This news has been some time coming, but it finally looks like the time is nigh: Sprint WiMax will soon be available in three of America's hottest of hot-spots. While Sprint has had 4G-capable devices out for several months now, the country's two main technology centres have been starved of WiMax coverage. Sprint may fear the same backlash AT&T received when their network got hammered by the iPhone, so they must be hoping for a more positive reception.
On the one hand, we have the Desire HD. People may call it the EVO 4G for Europe, but it really isn't. Here we have the newly unveiled HTC Gratia. People are calling it the HTC Aria for Europe, and that's exactly what it is. The hardware appears to be identical save for some new colours, which, considering people seem quite fond of the Aria in the USA, is probably a good thing.

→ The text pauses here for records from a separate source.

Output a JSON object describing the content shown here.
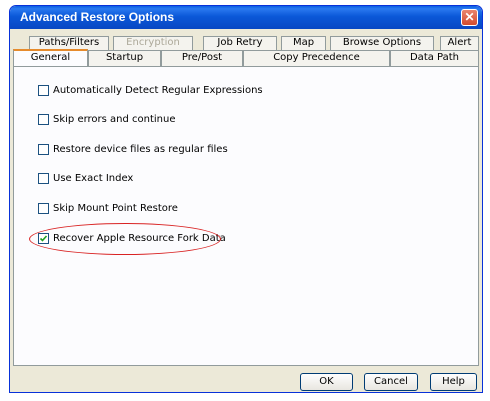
{
  "window": {
    "title": "Advanced Restore Options",
    "close_label": "✕"
  },
  "tabs_back": [
    {
      "label": "Paths/Filters",
      "disabled": false
    },
    {
      "label": "Encryption",
      "disabled": true
    },
    {
      "label": "Job Retry",
      "disabled": false
    },
    {
      "label": "Map",
      "disabled": false
    },
    {
      "label": "Browse Options",
      "disabled": false
    },
    {
      "label": "Alert",
      "disabled": false
    }
  ],
  "tabs_front": [
    {
      "label": "General",
      "active": true
    },
    {
      "label": "Startup",
      "active": false
    },
    {
      "label": "Pre/Post",
      "active": false
    },
    {
      "label": "Copy Precedence",
      "active": false
    },
    {
      "label": "Data Path",
      "active": false
    }
  ],
  "options": [
    {
      "label": "Automatically Detect Regular Expressions",
      "checked": false
    },
    {
      "label": "Skip errors and continue",
      "checked": false
    },
    {
      "label": "Restore device files as regular files",
      "checked": false
    },
    {
      "label": "Use Exact Index",
      "checked": false
    },
    {
      "label": "Skip Mount Point Restore",
      "checked": false
    },
    {
      "label": "Recover Apple Resource Fork Data",
      "checked": true
    }
  ],
  "buttons": {
    "ok": "OK",
    "cancel": "Cancel",
    "help": "Help"
  },
  "colors": {
    "highlight": "#d92323",
    "titlebar": "#0b58d8",
    "active_tab_accent": "#e68b2c"
  }
}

Somewhere behind the Great Firewall of China, a group of devout HTC hackers are working hard at doing what they do best. Over at the now-famous 911sniper blog, another ROM belonging to an as of yet unannounced HTC device has just been posted ahead of time.
Sadly, the filehost they chose appears to be running their server through a 56k modem, so not much can be said right now as to the ROM's contents.
HTC EVO 4G, our favorite 4.3 incher from Sprint, has revolutionized the mobile industry back in June. However, due to high demand and low stock, it was extremely hard to get at first, and when it did show up in stock, we were still looking at a $199 price tag. Sure, a $10 or $20 discount popped up here and there but no significant deals ever surfaced. Until now.
Amazon.com is offering a brand new EVO 4G for $99.99 to new customers signing up for a 2-year contract.
The sad part about being a mobile customer, at least in the US, is that you almost never get the same perks when upgrading your phone with your current carrier, compared to switching to a new one. For example, if you're an existing T-Mobile customer, you will need to shell out $200 if you upgrade with T-Mobile, Amazon, or even Wirefly.
Thankfully, we were just tipped off about a deal in Costco that offers the G2 for $99.99 to both new and existing customers renewing their contracts as well as those adding a new line.
One lucky Dutch guy (xda member Clock1932) has swept aside any considerations of failed Google "Type Approval" testing and has gotten his paws on what many are calling "the EVO for Europe." Not so fast: while it may lack a kickstand, a 4G radio, and a front facing camera, its new Qualcomm Snapdragon QSD8255 CPU appears to be quite a step up when it comes to benchmarks.
This article deals with a couple of advanced topics. If you’re unfamiliar with some of the terms, hit up our primers here:
- Rooting Explained + Top 5 Benefits Of Rooting
- 8 Great Apps Every Rooted Android User Should Know About
- Custom ROMs Explained And Why You Want Them
- How To Fully Back Up And Restore Your Android Phone Using Nandroid Backup
- How To Flash A Custom ROM To Your Android Phone With ROM Manager + Full Backup & Restore
Looks like T-Mobile's G2 isn't the only HTC-built Android device having its source code outed today - the Desire Z (better known as the international version of the G2) has just had its source code revealed as well.
We shouldn't expect to see anything too surprising here since the Desire HD, which runs the same new version of Sense UI, has already had its firmware leaked. However, rest assured we'll keep you posted just in case somebody over at xda-developers or the like discovers a gold nugget hidden inside the code.
With the G2 already getting a non-persistent "soft-root" solution, it was only a matter of time before someone combined it into a nice, user-friendly package. Stepping up to the plate (or rather, the crease) is Paul O'Brien, the founder of UK smartphone website MoDaCo, well known for a myriad of clever hacks.
Superusers, you can haz them
Deriving its name from the HTC Vision device codename, VISIONary is a simple one-click temporary root app for the T-Mobile G2.
Is it that time already? Like clockwork, HTC has released the source code for the G2 - only this time, it doesn't appear that they're being very vocal about it. Instead, a few G2 enthusiasts in the #G2ROOT channel on Freenode have managed to find it while digging through HTC's site.
While we've already seen custom ROMs up and running on the G2, the source code should make ROMmers jobs a little easier.